South Jordan Landfill
Geoff Livingston
South Jordan Landfill

To help increase access to clean and reliable water systems and solid waste treatment in rural areas of the west, the USDA has invested $16.9 million in Utah organizations. But how does Utah plan to do this?

Debra Meyer, Acting State Director of the Utah Rural Development Office, said these funds will help places with populations under 10,000.

“The solid waste management grant; we have an entity who provides technical assistance and training to rural communities who are looking to either put in a landfill or need to upgrade their landfill,” said Meyer. “Or they have gone out and assisted communities that have illegal dump sites and provide the training needed for these communities on how to get started or where they can go.”

This entity will offer training to small rural landfills throughout Utah, Idaho, Wyoming, Hawaii and Guam.

In Millville, funds will be used to replace the city’s septic tanks with a sewer system.

“Because they have reached over capacity on their septic systems, it is contaminating their drinking water. So, in order to stop the contamination, they have put a moratorium on the community for no more growth, no more business,” said Meyer. “They are at a standstill unless they put in a sewer system.”

This project could take anywhere from two to five years, depending on the direction the city goes with its construction plans.

Kailey Foster is a senior at Utah State University studying Agricultural Communications, Broadcast Journalism, and Political Science while also getting a minor in Agribusiness. She was raised in the dairy industry in Rhode Island where she found her passion for the agriculture industry as a whole.
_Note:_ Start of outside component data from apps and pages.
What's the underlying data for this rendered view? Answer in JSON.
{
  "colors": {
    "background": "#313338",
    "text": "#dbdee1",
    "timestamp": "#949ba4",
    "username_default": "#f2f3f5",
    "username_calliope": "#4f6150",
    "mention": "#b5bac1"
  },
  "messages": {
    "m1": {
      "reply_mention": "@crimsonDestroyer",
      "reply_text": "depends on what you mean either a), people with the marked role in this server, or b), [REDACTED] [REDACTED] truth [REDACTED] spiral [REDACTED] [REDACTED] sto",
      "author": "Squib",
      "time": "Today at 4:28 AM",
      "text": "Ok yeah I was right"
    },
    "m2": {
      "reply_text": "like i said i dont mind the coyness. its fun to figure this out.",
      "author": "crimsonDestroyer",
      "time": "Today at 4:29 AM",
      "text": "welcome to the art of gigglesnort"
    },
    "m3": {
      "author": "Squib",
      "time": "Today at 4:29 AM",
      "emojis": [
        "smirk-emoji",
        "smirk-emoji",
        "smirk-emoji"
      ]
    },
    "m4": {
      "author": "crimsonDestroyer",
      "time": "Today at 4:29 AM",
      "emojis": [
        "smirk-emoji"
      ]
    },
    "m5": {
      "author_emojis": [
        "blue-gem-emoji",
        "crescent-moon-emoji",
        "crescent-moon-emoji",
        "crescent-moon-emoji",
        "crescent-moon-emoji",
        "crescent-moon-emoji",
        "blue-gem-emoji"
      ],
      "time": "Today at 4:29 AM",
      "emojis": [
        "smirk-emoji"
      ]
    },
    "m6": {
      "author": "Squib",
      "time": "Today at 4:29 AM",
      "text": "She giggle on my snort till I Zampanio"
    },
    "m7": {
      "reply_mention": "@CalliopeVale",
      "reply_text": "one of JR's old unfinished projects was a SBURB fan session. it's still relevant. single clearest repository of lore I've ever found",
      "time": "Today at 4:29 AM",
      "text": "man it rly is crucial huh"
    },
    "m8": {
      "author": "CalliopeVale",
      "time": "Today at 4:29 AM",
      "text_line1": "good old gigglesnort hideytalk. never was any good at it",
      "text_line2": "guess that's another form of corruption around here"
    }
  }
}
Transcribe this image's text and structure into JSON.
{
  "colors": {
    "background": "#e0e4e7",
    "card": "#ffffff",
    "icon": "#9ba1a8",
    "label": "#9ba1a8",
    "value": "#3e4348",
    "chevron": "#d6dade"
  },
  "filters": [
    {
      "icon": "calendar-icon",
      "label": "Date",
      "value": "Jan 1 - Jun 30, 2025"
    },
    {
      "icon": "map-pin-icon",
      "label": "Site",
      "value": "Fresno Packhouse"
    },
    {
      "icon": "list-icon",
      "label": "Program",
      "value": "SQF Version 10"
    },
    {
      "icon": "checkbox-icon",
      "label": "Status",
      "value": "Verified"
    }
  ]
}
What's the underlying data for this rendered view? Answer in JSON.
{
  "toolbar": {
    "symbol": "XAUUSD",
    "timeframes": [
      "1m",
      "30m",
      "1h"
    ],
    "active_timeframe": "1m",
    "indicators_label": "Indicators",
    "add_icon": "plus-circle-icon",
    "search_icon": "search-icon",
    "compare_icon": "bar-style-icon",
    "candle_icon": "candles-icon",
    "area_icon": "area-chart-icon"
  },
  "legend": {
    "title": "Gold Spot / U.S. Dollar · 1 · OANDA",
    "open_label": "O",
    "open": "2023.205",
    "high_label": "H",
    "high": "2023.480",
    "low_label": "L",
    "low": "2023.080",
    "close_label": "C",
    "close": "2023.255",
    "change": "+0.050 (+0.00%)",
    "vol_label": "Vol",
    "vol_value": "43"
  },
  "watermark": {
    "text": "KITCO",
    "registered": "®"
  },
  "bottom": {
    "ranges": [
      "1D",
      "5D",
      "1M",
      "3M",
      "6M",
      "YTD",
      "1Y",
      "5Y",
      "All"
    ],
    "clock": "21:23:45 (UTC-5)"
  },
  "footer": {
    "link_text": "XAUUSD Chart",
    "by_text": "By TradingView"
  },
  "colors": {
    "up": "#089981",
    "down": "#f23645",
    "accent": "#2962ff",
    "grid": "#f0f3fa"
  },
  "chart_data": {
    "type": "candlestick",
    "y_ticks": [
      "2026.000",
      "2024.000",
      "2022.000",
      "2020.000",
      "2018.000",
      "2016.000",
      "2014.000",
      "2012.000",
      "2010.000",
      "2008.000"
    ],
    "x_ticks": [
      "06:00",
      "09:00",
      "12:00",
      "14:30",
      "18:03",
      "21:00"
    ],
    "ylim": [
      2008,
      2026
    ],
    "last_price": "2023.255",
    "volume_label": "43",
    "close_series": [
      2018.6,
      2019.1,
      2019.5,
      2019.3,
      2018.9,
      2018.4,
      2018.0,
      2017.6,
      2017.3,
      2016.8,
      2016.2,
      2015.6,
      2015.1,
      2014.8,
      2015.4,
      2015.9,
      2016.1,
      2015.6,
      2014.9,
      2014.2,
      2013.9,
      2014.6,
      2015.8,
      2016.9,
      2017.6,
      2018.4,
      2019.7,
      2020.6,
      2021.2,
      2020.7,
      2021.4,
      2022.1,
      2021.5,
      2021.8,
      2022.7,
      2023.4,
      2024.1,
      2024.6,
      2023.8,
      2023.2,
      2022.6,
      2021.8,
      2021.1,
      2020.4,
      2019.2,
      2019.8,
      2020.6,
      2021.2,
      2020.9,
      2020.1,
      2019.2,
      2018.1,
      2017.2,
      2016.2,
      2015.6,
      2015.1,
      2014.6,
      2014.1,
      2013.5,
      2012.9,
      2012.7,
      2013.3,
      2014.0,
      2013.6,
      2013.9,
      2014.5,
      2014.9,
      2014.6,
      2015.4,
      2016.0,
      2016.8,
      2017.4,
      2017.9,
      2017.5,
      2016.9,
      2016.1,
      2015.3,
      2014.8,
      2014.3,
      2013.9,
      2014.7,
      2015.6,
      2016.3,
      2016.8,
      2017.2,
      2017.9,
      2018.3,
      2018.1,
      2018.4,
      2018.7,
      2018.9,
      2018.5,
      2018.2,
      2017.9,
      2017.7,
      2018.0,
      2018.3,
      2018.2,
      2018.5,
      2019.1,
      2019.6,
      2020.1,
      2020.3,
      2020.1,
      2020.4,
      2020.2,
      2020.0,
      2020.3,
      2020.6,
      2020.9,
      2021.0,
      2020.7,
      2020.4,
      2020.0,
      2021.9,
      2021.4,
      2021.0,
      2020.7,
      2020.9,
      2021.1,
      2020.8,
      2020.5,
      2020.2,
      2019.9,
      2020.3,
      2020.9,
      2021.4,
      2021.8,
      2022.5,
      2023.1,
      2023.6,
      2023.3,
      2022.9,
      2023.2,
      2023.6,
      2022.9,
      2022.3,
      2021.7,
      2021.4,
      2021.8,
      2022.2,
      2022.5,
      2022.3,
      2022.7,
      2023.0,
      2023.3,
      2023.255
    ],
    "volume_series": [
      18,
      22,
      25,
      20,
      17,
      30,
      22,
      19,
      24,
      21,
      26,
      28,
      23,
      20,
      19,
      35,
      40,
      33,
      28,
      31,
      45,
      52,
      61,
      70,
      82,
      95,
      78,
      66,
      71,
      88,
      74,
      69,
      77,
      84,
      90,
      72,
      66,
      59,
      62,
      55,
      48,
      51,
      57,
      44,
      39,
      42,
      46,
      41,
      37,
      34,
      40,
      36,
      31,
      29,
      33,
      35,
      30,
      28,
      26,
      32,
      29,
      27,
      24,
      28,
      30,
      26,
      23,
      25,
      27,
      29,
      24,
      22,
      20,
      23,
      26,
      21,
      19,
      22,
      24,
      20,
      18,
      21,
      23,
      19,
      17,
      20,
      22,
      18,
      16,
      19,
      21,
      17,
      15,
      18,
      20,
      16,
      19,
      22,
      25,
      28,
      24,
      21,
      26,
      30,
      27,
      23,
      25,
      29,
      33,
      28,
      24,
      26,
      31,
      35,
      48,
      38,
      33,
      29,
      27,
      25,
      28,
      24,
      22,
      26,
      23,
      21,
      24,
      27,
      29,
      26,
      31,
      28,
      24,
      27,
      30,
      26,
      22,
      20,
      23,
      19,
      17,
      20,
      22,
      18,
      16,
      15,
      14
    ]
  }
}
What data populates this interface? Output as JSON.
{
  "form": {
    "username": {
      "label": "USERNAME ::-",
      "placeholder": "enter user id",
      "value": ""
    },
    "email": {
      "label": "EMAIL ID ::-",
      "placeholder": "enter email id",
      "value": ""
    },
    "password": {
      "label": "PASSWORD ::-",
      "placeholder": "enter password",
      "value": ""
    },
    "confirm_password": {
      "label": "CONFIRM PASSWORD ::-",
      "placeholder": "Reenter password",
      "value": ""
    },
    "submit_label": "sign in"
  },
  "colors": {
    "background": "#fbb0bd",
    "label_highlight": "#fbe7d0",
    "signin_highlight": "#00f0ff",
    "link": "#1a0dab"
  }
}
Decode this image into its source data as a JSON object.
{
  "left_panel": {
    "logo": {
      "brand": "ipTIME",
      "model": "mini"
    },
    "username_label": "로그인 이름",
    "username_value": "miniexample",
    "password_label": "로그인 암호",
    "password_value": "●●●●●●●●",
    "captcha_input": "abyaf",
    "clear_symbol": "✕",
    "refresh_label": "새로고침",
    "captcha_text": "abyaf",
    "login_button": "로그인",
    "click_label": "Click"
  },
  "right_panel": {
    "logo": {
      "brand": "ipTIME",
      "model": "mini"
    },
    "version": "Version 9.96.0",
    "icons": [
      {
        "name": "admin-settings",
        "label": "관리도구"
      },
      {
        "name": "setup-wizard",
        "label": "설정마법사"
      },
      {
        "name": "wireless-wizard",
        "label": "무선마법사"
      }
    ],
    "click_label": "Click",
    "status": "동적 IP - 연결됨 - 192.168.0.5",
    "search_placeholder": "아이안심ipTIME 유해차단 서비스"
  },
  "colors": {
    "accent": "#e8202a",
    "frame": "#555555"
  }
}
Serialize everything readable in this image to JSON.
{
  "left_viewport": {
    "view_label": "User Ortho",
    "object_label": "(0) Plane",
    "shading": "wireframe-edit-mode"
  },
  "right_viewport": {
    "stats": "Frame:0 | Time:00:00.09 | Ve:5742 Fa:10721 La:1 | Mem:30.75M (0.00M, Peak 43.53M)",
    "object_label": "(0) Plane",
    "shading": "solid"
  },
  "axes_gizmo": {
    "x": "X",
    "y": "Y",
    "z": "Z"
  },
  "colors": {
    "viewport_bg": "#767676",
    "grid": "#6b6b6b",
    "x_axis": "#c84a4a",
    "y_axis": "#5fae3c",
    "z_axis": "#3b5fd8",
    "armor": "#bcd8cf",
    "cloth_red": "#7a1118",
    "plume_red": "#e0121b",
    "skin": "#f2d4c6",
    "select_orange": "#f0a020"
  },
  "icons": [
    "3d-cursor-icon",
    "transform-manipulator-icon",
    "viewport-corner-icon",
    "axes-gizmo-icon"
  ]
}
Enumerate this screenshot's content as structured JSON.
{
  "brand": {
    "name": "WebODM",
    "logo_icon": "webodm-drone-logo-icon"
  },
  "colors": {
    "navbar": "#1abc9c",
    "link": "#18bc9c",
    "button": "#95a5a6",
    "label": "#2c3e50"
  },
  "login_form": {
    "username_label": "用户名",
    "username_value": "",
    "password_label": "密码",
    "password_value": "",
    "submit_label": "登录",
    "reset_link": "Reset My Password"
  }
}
Here at USU, she has held various leadership positions in the Dairy Science Club and the local Agricultural Communicators of Tomorrow chapter. She also also served as the 2020 Utah Miss Agriculture and is currently the 2021 Utah Ms. Agriculture. Here at UPR, she works on agriculture news stories and she produces agriculture segments such as USU Extension Highlights, the Green Thumb, and Ag Matters.